Italian action game Soulstice isn't just another Dark Souls clone

The seeds for Soulstice were planted back in the 1980s, when a growing crop of private television networks in Italy were hungry for shows to put on the air. Japan, it turns out, had a lot of shows ideal for kids. So anime reruns from the '70s and '80s became popular imports in Italy and France, says developer Samuele Perseo, inspiring a generation of kids like him.

"It was really in the back of our minds, of everyone doing art or creative stuff in Italy as we grew up," says Perseo. "For us it was an opportunity to define a particular style: On the one hand, we needed to find a balance because we didn't want our game to be a copycat of our sources of inspiration. It had to be a tribute. On the other hand, it was interesting for us as an independent developer—we were looking for a way to find our own signature style."

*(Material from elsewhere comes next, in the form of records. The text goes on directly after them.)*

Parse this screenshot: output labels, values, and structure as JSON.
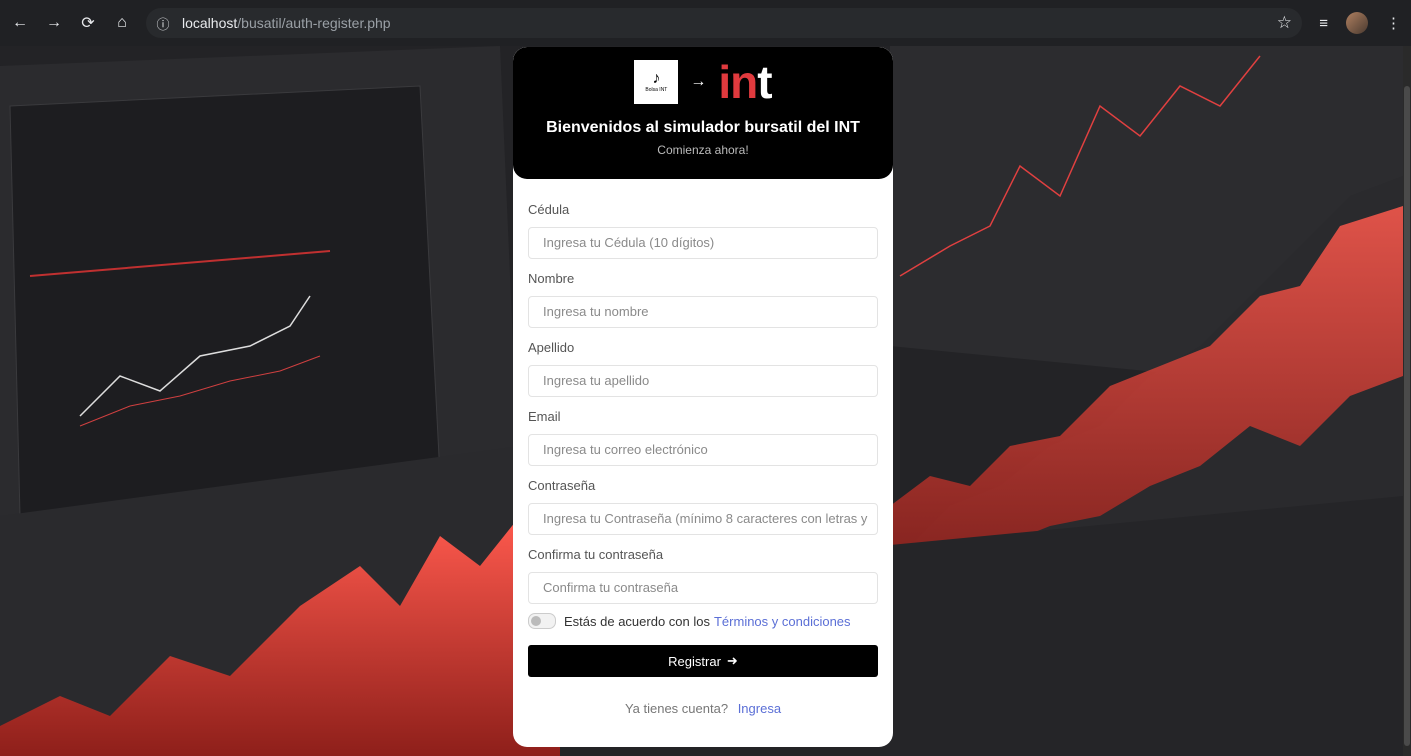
{
  "browser": {
    "url_host": "localhost",
    "url_path": "/busatil/auth-register.php",
    "back_icon": "←",
    "forward_icon": "→",
    "reload_icon": "⟳",
    "home_icon": "⌂",
    "info_icon": "ⓘ",
    "star_icon": "☆",
    "media_icon": "≡",
    "menu_icon": "⋮"
  },
  "header": {
    "logo_text": "Bolsa INT",
    "arrow": "→",
    "int_i": "i",
    "int_n": "n",
    "int_t": "t",
    "title": "Bienvenidos al simulador bursatil del INT",
    "subtitle": "Comienza ahora!"
  },
  "form": {
    "cedula_label": "Cédula",
    "cedula_placeholder": "Ingresa tu Cédula (10 dígitos)",
    "nombre_label": "Nombre",
    "nombre_placeholder": "Ingresa tu nombre",
    "apellido_label": "Apellido",
    "apellido_placeholder": "Ingresa tu apellido",
    "email_label": "Email",
    "email_placeholder": "Ingresa tu correo electrónico",
    "password_label": "Contraseña",
    "password_placeholder": "Ingresa tu Contraseña (mínimo 8 caracteres con letras y",
    "confirm_label": "Confirma tu contraseña",
    "confirm_placeholder": "Confirma tu contraseña",
    "terms_text": "Estás de acuerdo con los",
    "terms_link": "Términos y condiciones",
    "submit_label": "Registrar",
    "submit_icon": "➜"
  },
  "footer": {
    "have_account": "Ya tienes cuenta?",
    "login_link": "Ingresa"
  }
}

The result is Soulstice, a character-action game revealed at the PC Gaming Show on Sunday. Despite some dark fantasy vibes reminiscent of Dark Souls (and at least one big hammer-wielding enemy who looks like a dead ringer for Smough), Soulstice leans much more towards the Platinum Games school of design. Creative director Fabio Pagetti says the game is "70% combat," with the rest of the time devoted to exploration, where you'll use many of the same abilities you use in combat to traverse and interact with the world. 

"Soulstice takes from the Souls games the atmosphere, not the gameplay," Pagetti says. "Combat is completely a hack-and-slash game, not the slow-paced tactical combat that you have in Dark Souls and Bloodborne. I like it a lot, I'm a big fan. But our combat is more similar to Devil May Cry, Bayonetta, and Nier combat. It's very fast."

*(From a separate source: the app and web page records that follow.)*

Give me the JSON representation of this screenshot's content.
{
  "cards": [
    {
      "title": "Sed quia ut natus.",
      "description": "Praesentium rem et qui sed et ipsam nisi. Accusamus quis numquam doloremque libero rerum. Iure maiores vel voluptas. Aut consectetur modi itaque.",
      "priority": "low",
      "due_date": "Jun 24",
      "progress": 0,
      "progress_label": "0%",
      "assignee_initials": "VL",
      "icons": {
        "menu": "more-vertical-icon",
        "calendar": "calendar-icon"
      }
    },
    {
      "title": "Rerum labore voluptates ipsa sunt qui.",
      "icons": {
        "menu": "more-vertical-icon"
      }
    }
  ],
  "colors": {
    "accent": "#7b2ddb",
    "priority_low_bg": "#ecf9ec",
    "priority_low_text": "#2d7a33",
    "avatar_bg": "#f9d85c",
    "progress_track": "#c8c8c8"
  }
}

Soulstice revolves around a pair of sisters: One wielding a giant sword reminiscent of Berserk, who you'll be controlling throughout the game, and the other the blue shade who hovers over her shoulder. I'm guessing there's some tragic backstory there—Soulstice's developers wouldn't say, but did explain that the relationship between the two factors heavily into both combat and the story. While you directly control the younger (living) sister, the shade will have contextual abilities you can trigger in combat, and more that Perseo hinted at but wouldn't spill. A "unity" mechanic will affect what abilities you can use, and I'm curious to see what kinds of actions or decisions feed into it.

Despite the obvious inspirations from Japanese action games, both developers stressed the need for Soulstice to have its own identity—also a point of pride for a game studio in Italy, which doesn't have a huge development scene.

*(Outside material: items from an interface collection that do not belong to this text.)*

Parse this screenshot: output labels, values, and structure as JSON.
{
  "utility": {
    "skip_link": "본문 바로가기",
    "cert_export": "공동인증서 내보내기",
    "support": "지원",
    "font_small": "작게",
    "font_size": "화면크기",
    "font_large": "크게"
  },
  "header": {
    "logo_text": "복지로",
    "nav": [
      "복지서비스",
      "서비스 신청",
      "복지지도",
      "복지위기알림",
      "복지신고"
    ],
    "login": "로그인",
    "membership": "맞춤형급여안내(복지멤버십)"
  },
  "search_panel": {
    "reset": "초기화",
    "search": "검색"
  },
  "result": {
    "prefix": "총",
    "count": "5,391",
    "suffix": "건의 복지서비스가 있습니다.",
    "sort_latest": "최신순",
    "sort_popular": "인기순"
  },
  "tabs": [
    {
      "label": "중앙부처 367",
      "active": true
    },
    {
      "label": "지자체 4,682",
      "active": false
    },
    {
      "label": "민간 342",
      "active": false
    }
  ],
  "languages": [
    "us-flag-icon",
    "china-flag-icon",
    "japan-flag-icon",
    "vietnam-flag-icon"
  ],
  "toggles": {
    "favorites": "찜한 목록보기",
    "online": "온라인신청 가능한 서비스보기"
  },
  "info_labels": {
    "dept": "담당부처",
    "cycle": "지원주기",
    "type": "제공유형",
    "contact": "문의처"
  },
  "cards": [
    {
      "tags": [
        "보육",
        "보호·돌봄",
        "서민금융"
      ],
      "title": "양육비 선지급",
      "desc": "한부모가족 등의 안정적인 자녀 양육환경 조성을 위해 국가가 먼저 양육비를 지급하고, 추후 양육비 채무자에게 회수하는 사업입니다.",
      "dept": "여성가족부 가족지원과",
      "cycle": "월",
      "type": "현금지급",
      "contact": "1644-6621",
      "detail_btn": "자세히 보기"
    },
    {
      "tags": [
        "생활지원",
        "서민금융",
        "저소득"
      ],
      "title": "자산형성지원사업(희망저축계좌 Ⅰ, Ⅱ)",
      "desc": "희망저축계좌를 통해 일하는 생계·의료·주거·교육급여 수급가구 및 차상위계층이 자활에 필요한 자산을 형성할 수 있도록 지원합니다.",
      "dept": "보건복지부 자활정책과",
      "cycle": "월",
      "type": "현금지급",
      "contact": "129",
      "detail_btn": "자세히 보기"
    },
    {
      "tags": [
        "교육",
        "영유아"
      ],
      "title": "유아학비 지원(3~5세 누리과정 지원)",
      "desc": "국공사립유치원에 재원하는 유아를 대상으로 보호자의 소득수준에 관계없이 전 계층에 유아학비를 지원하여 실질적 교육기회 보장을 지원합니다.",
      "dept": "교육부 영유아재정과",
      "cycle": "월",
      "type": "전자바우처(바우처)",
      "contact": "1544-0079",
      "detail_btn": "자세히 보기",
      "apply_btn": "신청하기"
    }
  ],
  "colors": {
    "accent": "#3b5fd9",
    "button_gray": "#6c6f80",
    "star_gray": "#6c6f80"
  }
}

"To my team at the beginning, I said remember, we are not Japanese," says Pagetti. "It's all a matter of culture. It's difficult to think like the Japanese people and do the same art. We need to find a more European style, because we are Italian. We need to keep a more realistic atmosphere, monsters, stuff like that, but I don't want to do characters like European studios."

Cel shading and big, manga-style eyes were a no. Pagetti's goal is for Soulstice to take the atmosphere of manga like Berserk and Claymore, landing somewhere in between conventional Japanese and European aesthetics.

Reply Game Studios' first game, Joe Dever's Lone Wolf, was a small hit on mobile and well-received when ported to PC and consoles. The studio followed with a VR game called Theseus, which helped the team learn Unreal Engine 4. Perseo points out that Theseus had impressive graphics for a small studio's VR game, but "when you pretend to play in those leagues, there's always someone who has a far bigger budget than you and hundreds of developers." They grew from about a dozen developers to 45 to make Soulstice.

"The project is big for us. But it's not a small copy of a big game. It's a true big game," says Fabio Pagetti. "We want to have the same concept of other famous games, but with our vision."

Soulstice is set to come out in 2022.

Wes Fenlon
Senior Editor

Wes has been covering games and hardware for more than 10 years, first at tech sites like The Wirecutter and Tested before joining the PC Gamer team in 2014. Wes plays a little bit of everything, but he'll always jump at the chance to cover emulation and Japanese games.

When he's not obsessively optimizing and re-optimizing a tangle of conveyor belts in Satisfactory (it's really becoming a problem), he's probably playing a 20-year-old Final Fantasy or some opaque ASCII roguelike. With a focus on writing and editing features, he seeks out personal stories and in-depth histories from the corners of PC gaming and its niche communities. 50% pizza by volume (deep dish, to be specific).